REV: AUGUST 29, 2007
GEOFFREY JONES RICARDO REISEN DE PINHO
Natura: Global Beauty Made in Brazil
Beliefs create strong bonds throughout the whole value chain. — Luiz Seabra, Natura’s Founder and Chairman It was an unusually mild fall day in October of 2005 as Luiz Seabra, Guilherme Leal, and Pedro Passos, the three men responsible for founding and growing the Brazilian company Natura, walked through Red Square in Moscow. They were headed to a nearby business center to monitor focus group discussions designed to help them decide if Natura, the largest direct sales beauty company in Brazil, should invest in Russia. Natura had come a long way since it was founded by Seabra as a small store in São Paulo, Brazil in 1969. Although sales outside Brazil still constituted only 3% of its total revenues, Natura had grown its international operations in recent years. The company had recently established a new direct-selling operation in Mexico, and Venezuela and Colombia were likely to join Natura’s portfolio in coming years. The company had just opened a flagship store in Paris, the very heart of global fashion and home to L’Oréal, the world’s largest beauty company, and was actively seeking other growth opportunities worldwide. Natura’s international development was met with mixed reviews from industry analysts and investment bankers. Some perceived the development as blind ambition on the part of the company’s founders, while others viewed it as a carefully thought-out growth strategy. Even among Natura’s senior executives there were differences in opinion on the optimal business model or regions for expansion. Possibilities for growth included moving to Internet sales, selling products in duty-free shops in airports, and creating retail chains in certain countries. The executives were strongly inclined to keep international investments relatively low until a final decision was made.

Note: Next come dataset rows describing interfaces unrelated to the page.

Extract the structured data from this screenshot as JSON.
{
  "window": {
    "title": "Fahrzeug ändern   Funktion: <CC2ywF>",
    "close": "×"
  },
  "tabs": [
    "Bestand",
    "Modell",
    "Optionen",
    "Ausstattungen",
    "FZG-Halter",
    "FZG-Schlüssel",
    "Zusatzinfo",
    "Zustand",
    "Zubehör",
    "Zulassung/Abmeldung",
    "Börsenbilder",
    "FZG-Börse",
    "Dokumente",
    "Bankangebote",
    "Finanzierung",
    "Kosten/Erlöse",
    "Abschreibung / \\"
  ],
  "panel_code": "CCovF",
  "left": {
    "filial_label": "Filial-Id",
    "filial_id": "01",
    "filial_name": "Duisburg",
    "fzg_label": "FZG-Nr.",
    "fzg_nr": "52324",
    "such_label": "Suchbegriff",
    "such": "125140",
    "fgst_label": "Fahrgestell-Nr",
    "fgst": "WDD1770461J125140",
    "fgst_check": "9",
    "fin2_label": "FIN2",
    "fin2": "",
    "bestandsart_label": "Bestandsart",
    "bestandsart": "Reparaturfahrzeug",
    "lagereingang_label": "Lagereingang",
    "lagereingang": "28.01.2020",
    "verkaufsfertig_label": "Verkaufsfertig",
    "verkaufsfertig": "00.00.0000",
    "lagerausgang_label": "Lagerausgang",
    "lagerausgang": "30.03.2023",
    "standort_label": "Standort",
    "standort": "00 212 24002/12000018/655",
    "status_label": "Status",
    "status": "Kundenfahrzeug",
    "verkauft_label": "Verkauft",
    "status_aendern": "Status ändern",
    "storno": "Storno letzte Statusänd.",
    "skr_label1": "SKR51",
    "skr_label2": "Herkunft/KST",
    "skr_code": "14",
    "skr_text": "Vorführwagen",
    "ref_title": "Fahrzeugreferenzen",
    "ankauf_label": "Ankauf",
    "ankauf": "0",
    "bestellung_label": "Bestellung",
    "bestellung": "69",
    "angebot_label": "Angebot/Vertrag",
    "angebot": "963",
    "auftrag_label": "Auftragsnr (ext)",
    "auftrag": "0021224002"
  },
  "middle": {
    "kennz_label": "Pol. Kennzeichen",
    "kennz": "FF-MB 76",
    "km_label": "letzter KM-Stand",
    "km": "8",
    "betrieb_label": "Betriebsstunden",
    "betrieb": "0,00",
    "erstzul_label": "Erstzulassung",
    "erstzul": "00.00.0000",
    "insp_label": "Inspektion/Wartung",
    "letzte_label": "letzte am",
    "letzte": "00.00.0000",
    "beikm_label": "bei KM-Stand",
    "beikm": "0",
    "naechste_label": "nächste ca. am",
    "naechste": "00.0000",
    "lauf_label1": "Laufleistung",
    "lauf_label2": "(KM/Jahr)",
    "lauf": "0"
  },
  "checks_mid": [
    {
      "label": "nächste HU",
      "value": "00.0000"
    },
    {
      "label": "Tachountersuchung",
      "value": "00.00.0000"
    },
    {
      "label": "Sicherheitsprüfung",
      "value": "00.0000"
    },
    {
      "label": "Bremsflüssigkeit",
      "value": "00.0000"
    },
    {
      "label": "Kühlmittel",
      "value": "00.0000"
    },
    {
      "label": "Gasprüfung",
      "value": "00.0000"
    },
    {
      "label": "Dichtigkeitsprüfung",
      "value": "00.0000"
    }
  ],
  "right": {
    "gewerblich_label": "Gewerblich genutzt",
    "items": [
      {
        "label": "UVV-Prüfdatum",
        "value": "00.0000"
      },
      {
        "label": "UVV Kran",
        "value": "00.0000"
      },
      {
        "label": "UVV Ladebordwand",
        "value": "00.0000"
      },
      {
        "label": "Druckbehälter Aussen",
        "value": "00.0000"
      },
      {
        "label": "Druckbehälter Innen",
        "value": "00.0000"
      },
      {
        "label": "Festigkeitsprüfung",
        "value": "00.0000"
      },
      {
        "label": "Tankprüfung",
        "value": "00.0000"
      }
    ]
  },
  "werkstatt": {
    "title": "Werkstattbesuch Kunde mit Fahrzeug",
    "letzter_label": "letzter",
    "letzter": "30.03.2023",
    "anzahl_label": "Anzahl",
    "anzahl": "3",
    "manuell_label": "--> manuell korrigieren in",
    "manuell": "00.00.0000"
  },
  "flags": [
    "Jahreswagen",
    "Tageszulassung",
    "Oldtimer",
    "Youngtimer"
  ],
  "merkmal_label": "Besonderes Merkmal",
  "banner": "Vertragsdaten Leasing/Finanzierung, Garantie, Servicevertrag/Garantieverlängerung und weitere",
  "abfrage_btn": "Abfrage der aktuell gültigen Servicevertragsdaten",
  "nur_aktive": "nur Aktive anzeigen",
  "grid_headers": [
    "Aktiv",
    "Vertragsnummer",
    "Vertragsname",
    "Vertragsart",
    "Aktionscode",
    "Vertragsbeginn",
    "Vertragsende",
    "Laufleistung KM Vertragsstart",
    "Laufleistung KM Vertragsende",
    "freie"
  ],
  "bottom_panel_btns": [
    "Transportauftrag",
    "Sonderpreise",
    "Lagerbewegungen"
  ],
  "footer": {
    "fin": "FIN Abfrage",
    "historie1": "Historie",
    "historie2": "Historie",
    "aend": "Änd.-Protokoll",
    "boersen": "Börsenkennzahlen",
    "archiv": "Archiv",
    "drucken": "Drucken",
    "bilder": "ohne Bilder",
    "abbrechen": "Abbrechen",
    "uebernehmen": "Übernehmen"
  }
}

In 2005, after an initial public offering (IPO) the previous year, Natura had become Brazil’s biggest domestic cosmetics company, with expected gross revenues of around US$1.5 billion.1 Natura, considered one of the best brands in Brazil, was a leading company in the sustainable use of Brazil’s biodiversitya and was known as one of that country’s best employers. However, Seabra, Leal, and Passos knew that their proven ability to face global competitors in their own market was no longer
a The term “biodiversity” as used in this case refers to the diverse plant life found in Brazil. In general terms, biodiversity is defined as the variety of life in all its forms, levels, and combinations in a given habitat. It also includes ecosystem diversity, species diversity, and genetic diversity. ____________________________________________________________
____________________________________________________ Professor Geoffrey Jones and Senior Researcher Ricardo Reisen de Pinho of the Latin America Research Center prepared this case. HBS cases are developed solely as the basis for class discussion. Cases are not intended to serve as endorsements, sources of primary data, or illustrations of effective or ineffective management. Copyright © 2006, 2007 President and Fellows of Harvard College. To order copies or request permission to reproduce materials, call 1-800-5457685, write Harvard Business School Publishing, Boston, MA 02163, or go to http://www.hbsp.harvard.edu. No part of this publication may be reproduced, stored in a retrieval system, used in a spreadsheet, or transmitted in any form or by any means—electronic, mechanical, photocopying, recording, or otherwise—without the permission of Harvard Business School.
Natura: Global Beauty Made in Brazil
enough. The rapid consolidation of the global beauty industry was forcing smaller companies to be even more aggressive in developing new product lines, segmenting existing markets, and challenging the previously strong borders between the mass and prestige sectors. However,...